[Dataset rows for apps and sites]

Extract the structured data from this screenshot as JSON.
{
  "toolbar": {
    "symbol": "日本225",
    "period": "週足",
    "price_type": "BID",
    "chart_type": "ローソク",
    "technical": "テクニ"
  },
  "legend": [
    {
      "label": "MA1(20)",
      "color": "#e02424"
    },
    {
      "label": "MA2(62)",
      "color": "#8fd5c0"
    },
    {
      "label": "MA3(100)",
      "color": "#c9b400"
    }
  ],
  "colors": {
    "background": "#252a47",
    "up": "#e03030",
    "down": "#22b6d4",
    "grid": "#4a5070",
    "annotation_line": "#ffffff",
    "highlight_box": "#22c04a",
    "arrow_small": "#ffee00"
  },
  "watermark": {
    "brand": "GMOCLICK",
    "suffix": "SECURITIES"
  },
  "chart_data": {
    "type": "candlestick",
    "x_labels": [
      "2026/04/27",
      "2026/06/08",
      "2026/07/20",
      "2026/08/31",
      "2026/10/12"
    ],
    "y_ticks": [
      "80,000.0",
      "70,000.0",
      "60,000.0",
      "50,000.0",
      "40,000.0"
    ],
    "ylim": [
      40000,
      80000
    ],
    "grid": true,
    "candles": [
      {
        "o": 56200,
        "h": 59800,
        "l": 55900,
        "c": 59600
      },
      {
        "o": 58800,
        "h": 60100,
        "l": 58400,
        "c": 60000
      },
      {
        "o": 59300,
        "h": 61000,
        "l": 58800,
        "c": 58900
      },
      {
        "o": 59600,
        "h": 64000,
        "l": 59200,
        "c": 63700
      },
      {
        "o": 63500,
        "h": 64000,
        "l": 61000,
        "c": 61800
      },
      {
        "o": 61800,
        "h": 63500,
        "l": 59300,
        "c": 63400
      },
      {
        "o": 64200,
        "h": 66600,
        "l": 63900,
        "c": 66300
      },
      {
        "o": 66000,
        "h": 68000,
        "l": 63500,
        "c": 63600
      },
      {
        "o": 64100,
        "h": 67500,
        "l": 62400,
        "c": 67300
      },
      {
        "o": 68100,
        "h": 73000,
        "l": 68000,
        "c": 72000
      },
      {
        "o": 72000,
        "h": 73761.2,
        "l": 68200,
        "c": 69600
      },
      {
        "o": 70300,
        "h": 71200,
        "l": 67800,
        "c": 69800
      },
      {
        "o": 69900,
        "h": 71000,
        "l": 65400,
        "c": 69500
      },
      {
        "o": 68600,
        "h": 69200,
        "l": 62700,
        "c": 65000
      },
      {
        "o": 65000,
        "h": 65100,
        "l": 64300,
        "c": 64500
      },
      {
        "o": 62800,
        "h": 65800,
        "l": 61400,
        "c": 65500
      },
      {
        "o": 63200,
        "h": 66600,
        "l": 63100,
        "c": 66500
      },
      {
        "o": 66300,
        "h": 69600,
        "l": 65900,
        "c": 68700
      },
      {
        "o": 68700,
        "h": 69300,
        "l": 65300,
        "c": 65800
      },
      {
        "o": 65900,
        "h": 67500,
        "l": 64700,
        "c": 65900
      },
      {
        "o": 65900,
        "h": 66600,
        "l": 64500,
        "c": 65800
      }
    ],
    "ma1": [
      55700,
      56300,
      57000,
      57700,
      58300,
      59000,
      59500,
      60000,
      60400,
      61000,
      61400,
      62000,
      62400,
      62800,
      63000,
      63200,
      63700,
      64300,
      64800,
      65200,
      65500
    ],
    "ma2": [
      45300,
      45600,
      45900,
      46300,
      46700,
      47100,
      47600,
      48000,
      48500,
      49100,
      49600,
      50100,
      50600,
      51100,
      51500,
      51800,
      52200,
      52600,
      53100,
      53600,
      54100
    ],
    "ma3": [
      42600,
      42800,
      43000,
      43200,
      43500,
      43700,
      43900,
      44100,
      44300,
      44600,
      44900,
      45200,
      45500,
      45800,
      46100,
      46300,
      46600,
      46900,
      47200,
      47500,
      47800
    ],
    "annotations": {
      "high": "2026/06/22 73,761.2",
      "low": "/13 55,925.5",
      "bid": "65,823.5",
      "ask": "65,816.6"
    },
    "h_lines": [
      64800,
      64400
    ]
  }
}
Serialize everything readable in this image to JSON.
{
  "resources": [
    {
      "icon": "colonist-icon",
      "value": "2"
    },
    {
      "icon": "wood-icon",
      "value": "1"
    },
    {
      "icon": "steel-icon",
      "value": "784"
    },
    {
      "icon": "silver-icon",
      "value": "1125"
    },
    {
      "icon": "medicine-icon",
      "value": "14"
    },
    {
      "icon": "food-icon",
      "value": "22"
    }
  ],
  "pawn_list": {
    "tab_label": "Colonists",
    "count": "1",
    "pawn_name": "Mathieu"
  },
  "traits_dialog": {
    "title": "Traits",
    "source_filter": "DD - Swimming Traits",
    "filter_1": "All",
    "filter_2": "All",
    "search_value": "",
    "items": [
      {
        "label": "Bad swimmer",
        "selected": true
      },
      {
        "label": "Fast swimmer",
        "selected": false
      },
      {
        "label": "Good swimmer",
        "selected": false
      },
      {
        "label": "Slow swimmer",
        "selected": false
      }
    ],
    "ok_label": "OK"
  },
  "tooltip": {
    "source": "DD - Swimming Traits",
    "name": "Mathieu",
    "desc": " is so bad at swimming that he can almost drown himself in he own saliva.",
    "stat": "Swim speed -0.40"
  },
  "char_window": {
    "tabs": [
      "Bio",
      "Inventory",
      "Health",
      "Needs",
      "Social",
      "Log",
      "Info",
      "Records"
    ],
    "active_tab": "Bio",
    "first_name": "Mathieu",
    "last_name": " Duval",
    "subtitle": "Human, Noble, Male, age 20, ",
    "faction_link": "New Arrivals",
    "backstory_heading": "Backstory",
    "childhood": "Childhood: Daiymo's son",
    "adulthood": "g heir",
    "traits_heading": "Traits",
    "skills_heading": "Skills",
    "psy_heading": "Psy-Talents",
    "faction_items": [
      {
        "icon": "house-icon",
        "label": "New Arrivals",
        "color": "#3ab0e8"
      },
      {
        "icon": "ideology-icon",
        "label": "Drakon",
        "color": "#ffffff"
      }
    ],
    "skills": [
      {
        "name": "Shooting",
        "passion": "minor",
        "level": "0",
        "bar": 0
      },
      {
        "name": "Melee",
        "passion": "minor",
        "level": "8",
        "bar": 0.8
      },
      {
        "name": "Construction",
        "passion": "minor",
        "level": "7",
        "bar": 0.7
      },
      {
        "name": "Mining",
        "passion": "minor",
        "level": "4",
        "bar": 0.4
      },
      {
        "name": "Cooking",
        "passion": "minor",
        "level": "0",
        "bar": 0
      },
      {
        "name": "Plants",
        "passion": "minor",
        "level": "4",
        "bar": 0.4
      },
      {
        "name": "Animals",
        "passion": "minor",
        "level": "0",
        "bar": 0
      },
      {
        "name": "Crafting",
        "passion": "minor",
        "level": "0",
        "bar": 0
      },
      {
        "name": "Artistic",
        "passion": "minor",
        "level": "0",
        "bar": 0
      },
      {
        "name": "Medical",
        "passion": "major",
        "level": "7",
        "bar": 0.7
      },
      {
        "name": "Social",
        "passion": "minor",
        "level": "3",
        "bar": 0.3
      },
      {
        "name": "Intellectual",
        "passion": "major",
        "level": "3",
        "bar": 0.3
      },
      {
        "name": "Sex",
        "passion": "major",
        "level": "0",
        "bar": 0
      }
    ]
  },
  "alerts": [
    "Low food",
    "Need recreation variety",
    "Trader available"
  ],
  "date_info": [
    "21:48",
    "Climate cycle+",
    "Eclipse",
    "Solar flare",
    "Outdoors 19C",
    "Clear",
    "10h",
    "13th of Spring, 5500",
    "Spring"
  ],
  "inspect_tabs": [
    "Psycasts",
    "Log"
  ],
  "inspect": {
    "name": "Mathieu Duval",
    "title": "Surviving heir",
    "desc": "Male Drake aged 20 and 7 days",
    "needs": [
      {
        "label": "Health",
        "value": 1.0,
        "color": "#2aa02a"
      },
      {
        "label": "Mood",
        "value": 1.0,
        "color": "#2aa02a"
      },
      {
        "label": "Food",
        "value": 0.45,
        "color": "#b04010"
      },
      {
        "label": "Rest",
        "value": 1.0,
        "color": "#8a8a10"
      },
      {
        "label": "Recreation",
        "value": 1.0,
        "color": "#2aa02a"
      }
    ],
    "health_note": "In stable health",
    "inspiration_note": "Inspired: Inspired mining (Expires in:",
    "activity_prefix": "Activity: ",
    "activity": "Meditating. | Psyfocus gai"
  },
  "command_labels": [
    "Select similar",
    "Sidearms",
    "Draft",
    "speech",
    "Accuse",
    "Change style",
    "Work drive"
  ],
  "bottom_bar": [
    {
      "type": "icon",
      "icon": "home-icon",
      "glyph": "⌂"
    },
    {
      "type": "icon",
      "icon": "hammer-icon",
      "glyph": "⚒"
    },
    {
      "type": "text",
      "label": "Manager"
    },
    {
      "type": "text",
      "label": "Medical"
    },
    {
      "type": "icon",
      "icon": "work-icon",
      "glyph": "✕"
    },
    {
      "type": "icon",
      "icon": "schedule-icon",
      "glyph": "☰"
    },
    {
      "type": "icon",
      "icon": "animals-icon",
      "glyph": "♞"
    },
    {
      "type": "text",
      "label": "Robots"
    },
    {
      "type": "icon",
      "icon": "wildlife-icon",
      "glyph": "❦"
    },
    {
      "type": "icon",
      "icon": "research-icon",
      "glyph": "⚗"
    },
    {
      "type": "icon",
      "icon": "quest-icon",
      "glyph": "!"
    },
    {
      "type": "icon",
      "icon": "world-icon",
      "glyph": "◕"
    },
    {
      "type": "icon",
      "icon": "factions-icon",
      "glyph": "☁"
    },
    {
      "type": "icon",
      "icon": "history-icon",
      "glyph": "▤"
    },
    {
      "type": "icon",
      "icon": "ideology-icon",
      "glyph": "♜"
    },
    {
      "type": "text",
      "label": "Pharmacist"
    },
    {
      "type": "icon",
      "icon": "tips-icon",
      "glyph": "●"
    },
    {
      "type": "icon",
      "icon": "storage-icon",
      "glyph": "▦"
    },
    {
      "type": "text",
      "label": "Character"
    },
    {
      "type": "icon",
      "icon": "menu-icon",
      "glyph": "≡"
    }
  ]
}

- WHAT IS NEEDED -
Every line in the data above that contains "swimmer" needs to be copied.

- ANSWER BOX -
        "label": "Bad swimmer",
        "label": "Fast swimmer",
        "label": "Good swimmer",
        "label": "Slow swimmer",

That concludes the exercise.